Continuing contributions with nationwide impact: Public Ally Chris Elliott's work with the Arizona Commission on the Arts
November 28, 2023 — Arizona’s arts and culture sector generated $1.1 billion of economic activity in 2022, according to the new, nationwide Arts and Economic Prosperity 6 Study. Its findings have been published by news outlets local and national, highlighting their state’s results.
The Arizona Commission on the Arts joined the effort, coordinating with arts and culture organizations across the state.
One man behind the study? Public Allies Arizona member Chris Elliott.
Matched with the Arizona Commission on the Arts as a part of the ASU Lodestar Center’s Public Allies Arizona program, Elliott works as a special initiatives coordinator. He traveled with his supervisor, Organizational Programs Manager Brad DeBiase, to collect data used in Arizona’s leg of the Arts and Economic Prosperity 6 study.
“The Arts Commission took up the task of engaging pretty much anyone who fell outside of the communities already represented,” said DeBiase. “We were engaging arts and culture organizations from Yuma to Nogales to Willcox to Winslow to Kingman — we were all over the map earlier this year.”
Public Allies Arizona is an AmeriCorps program that matches nonprofit organizations with emerging leaders from a variety of backgrounds. Allies are placed in10-month paid nonprofit internships, where they have access to professional and personal development opportunities.
Contributing to the study made up the majority of Elliott’s first year as a Public Ally in 2022. However, the work is still ongoing, even as he returns for his second year as a member of the 2023 Public Allies cohort. According to Elliott, his work with the study is transitioning into a new phase: “advocacy.”
“Now we can use this data as a tool for arts and culture organizations [and] nonprofits, to utilize this data to advocate for more funding for the arts in our communities,” Elliott said. The Commission is “going back to those communities, presenting the findings, and setting up … the data to advocate for more funding for their community.”
In his day-to-day work, Elliott sets up methods of interpreting and sharing the Arts and Economic Prosperity 6 data, whether it's developing presentations or sharing the findings online. His role has also expanded beyond the study, now including managing communications, acting as a grant panelist and more.
“He came in specifically for this research project, but he’s taken roots in so many parts of the agency,” DeBiase says. “I've really seen him develop a new comfort level in … the leadership role that he has.”
As an artist himself with a background in music, Elliott brought a fresh perspective to his allyship with the Arizona Commission on the Arts, while also pursuing his career interest in “arts nonprofit” work. He found his greatest passion in interacting with the unique artistic and cultural landscape of Arizona.
“I really do enjoy community engagement,” Elliott said. “I like that more in-person relationship building where we can highlight artists.”
This was especially true while working on the Arts and Economic Prosperity 6 study, which took Elliott to underrepresented communities outside of the Maricopa and Pima counties.

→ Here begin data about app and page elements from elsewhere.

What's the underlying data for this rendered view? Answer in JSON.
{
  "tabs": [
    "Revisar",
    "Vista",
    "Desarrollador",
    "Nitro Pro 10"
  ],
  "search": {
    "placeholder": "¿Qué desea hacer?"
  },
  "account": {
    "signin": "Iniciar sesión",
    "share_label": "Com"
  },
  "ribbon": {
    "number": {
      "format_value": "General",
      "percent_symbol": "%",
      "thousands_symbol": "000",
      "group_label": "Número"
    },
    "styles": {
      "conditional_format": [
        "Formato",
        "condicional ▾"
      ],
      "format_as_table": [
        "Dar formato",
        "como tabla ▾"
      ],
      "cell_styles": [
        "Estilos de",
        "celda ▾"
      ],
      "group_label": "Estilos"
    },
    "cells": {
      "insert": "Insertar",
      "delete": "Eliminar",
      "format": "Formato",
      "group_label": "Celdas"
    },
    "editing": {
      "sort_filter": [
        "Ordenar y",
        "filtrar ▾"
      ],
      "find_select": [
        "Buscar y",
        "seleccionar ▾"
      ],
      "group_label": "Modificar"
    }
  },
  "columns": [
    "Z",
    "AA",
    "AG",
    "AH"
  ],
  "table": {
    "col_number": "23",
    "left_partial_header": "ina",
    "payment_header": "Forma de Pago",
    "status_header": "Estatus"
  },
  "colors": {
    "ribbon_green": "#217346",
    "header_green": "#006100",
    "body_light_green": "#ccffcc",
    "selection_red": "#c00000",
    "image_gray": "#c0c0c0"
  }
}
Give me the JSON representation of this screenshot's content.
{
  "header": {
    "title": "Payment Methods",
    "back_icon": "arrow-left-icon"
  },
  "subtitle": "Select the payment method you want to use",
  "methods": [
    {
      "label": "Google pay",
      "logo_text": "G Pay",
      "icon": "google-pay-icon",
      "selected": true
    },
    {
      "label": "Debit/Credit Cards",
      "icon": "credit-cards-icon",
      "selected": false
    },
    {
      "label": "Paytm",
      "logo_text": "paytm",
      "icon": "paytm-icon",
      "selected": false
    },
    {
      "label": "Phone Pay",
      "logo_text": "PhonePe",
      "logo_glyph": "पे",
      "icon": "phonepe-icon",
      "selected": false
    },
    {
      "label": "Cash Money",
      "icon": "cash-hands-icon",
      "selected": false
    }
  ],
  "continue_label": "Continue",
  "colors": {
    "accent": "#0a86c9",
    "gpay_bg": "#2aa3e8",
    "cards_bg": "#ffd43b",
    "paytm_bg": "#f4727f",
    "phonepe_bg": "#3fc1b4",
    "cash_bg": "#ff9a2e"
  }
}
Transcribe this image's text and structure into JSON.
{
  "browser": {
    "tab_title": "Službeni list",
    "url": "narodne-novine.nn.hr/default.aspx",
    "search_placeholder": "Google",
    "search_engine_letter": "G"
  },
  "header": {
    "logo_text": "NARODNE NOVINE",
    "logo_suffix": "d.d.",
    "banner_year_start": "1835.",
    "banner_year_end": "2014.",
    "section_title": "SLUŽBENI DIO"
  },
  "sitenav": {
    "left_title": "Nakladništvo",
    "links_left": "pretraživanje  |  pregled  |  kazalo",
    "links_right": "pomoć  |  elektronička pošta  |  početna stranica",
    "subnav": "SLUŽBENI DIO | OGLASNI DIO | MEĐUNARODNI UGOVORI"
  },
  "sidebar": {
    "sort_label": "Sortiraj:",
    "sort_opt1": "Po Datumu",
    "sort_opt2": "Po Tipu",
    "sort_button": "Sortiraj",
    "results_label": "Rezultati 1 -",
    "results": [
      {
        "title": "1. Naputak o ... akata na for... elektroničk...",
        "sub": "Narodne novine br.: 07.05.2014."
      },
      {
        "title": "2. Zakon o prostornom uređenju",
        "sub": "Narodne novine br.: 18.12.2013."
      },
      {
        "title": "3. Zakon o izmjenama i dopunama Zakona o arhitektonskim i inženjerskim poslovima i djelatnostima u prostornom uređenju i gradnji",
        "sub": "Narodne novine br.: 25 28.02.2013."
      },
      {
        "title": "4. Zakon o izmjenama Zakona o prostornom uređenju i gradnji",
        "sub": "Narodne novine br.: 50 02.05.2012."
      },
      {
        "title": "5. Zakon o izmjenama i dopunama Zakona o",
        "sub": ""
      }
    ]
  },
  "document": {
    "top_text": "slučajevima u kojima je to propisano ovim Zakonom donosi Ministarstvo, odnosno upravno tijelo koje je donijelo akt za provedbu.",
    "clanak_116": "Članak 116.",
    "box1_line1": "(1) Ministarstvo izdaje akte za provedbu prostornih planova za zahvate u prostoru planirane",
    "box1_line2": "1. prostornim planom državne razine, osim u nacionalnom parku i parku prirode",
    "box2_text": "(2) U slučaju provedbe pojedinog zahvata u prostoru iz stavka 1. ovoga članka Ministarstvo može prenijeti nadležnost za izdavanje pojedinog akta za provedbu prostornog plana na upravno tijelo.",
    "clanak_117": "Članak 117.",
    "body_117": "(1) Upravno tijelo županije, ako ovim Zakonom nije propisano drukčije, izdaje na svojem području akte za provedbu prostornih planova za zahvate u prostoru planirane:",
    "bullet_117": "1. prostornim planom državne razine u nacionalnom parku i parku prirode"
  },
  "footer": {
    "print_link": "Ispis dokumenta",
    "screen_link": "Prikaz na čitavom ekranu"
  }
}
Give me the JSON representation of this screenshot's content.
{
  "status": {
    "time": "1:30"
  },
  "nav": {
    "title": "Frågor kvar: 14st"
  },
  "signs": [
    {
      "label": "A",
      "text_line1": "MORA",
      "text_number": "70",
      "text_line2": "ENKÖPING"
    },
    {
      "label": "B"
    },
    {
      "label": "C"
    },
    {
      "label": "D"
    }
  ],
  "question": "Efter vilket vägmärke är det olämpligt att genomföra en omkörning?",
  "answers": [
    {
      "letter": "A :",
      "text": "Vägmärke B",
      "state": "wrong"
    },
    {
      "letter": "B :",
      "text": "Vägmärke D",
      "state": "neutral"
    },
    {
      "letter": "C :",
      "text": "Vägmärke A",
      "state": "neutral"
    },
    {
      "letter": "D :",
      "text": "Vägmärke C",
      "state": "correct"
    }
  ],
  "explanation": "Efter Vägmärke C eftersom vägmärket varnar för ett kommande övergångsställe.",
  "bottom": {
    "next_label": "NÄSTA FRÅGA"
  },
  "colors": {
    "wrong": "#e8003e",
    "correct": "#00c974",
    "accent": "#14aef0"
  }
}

As an out-of-state transplant, he says he found himself noticing that “art is very integrated within the cities and towns” of Arizona. Elliott says his personal favorite was the Snowdrift Art Space in Winslow.
“It was so cool,” Elliott says. “We got to tour the space, learn the history, how it became and things like that.”
However, not only did Elliott make his first steps into the arts and culture sector of Arizona as a Public Ally, but he also became accustomed to the nonprofit and grant-funding landscape that supports it. Elliott says being a Public Ally introduced him to the value of volunteerism and philanthropy.
“I’ve seen the value of it, in regard to giving up your services for nothing simply because you want to do good for the community and do good for the organization,” he said. “Being surrounded by those types of people has definitely helped me grow as a person more loving towards other people.”
As he continues through the remaining months of the Public Allies Arizona program, Elliott hopes to integrate himself further with Arizona’s nonprofit sector, stressing that “having those connections and getting more entangled with that scene up here is really cool, but also really beneficial to my career.”
Story by Lillian Finley, ASU Lodestar Center.
Photo: Chris Elliott and the Arizona Commission on the Arts staff in front of a commissioned mural in Flagstaff, AZ
Find out more about Public Allies Arizona
Public Allies Arizona is changing the face and practice of leadership throughout Phoenix and Tucson communities by demonstrating our conviction that everyone can lead, and that lasting change results when citizens of all backgrounds step up, take responsibility and work together.
Public Allies Arizona is a 10-month AmeriCorps program that places emerging leaders in full-time, paid nonprofit internships with partner organizations in the community. Allies come from many backgrounds and do not need to attend ASU. Our mission is to create a just and equitable society and the diverse leadership to sustain it.